Senator Pushes FDA To Investigate Logan Paul & KSI’s PRIME

Logan Paul has largely been riding a wave of positive momentum since his Money In The Bank performance a week ago in London. The viral star attempted to steal the show with a big moment once again but, due to some poor footing, presented one of the scarier spots of the night as he and Ricochet barely salvaged a Spanish Fly through tables on the outside. Regardless, many were impressed that the two went through with the spot at all, let alone walked away unscathed. They are now rumored to square off in a one-on-one match at WWE SummerSlam in Detroit.

Yesterday was filled with more good news for Paul when he announced that he is engaged to his Danish model girlfriend, Nina Agdal, who he has been dating for about a year. While some were popping champaign bottles in celebration, one notable politician, Sen. Chuck Schumer, had his eyes squarely focused on another Paul adjacent bottle, PRIME energy drink.

On Sunday, Schumer called on the Food and Drug Administration to investigate PRIME, also founded by Paul’s business partner KSI, over how much caffeine each bottle includes and how popular it has become with young consumers.

“One of the summer’s hottest status symbols for kids is not an outfit, or a toy—it’s a beverage,” the Senator said in a statement to Reuters. “But buyer and parents beware because it’s a serious health concern for the kids it so feverishly targets.”

It was noted that a single bottle of PRIME contains 200 milligrams of caffeine per bottle, which is about the same amount of caffeine in a six-pack of Coca-Cola, or two bottles of Red Bull. Alyx Sealy, a spokesperson for PRIME, said the following in a statement, also to Reuters, “As a brand, our top priority is consumer safety, so we welcome discussions with the FDA or any other organization regarding suggested industry changes they feel are necessary in order to protect consumers.”
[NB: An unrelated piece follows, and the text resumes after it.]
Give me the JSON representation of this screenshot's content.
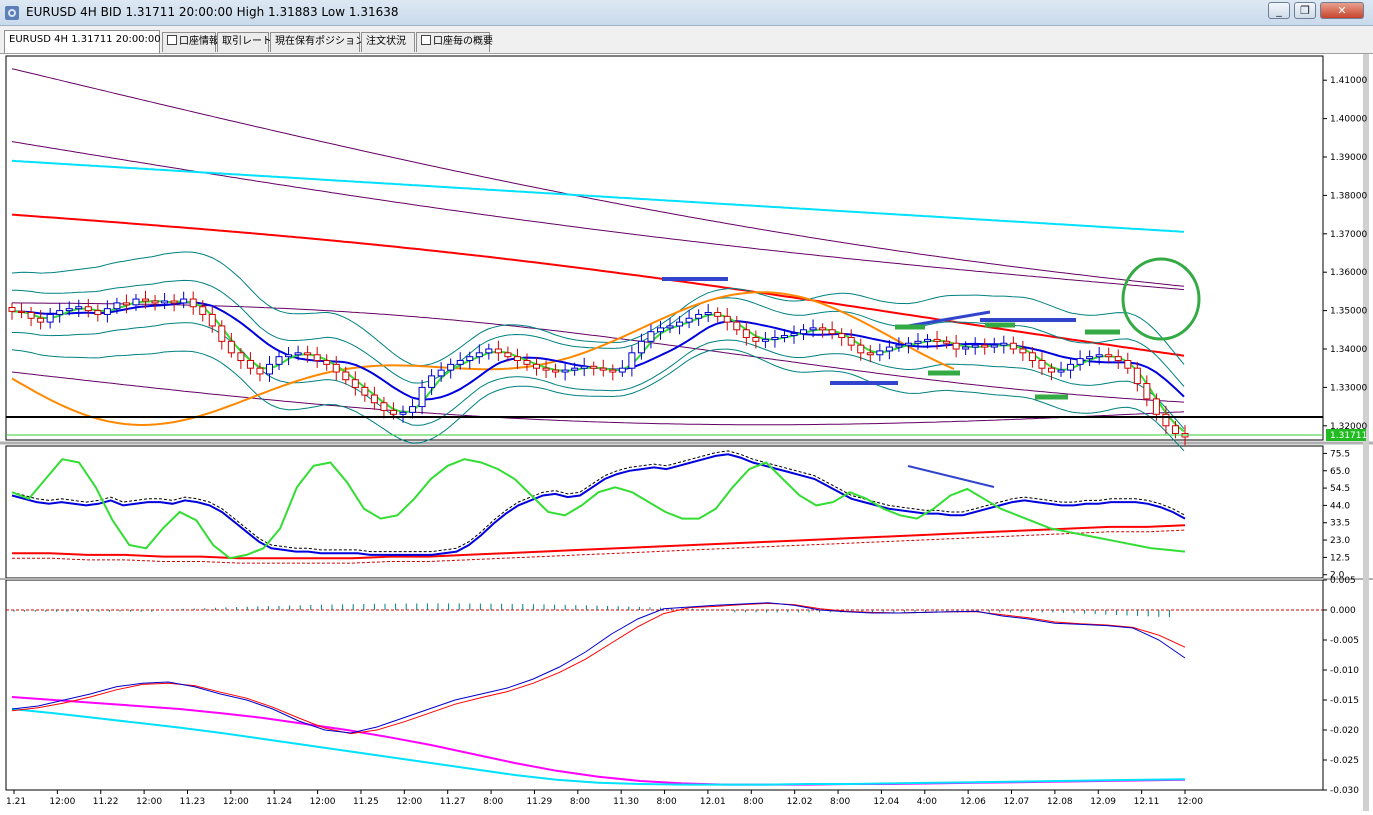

Sealy also pointed to another drink the company sells called PRIME Hydration, which contains no caffeine. Schumer rebutted, noting how confusing the two drink names are and how easy it would be for a parent to order the caffeinated beverage without knowing fully what they are getting.

“A simple search on social media for Prime will generate an eye-popping amount of sponsored content, which is advertising,” Schumer continued. “This content and the claims made should be investigated, along with the ingredients and the caffeine content in the Prime energy drink.”

It is worth noting that PRIME’s website warns that PRIME is not recommended for children under 18, women who are pregnant or nursing, or individuals who are sensitive to caffeine.